Segment Start: Information provided

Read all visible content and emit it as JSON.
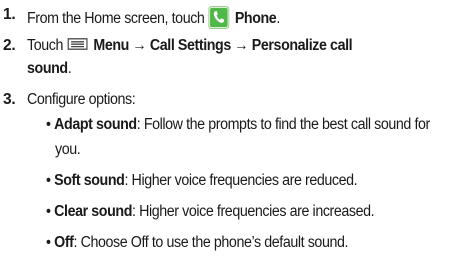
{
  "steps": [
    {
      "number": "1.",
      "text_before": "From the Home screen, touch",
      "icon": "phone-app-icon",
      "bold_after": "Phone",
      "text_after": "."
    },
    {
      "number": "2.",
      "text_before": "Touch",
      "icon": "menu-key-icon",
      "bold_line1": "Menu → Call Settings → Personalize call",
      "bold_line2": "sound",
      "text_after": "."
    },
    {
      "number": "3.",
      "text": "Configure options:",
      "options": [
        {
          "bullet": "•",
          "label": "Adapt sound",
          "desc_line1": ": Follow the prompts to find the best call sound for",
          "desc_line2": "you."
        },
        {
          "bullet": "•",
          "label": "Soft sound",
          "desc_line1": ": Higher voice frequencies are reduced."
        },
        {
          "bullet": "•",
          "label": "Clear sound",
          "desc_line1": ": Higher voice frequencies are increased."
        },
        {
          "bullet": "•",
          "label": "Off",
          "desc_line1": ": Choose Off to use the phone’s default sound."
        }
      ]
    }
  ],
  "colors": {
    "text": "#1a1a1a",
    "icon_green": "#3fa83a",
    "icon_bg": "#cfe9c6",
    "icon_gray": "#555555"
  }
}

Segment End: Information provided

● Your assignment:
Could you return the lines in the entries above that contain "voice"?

● Solution for this exercise:
          "desc_line1": ": Higher voice frequencies are reduced."
          "desc_line1": ": Higher voice frequencies are increased."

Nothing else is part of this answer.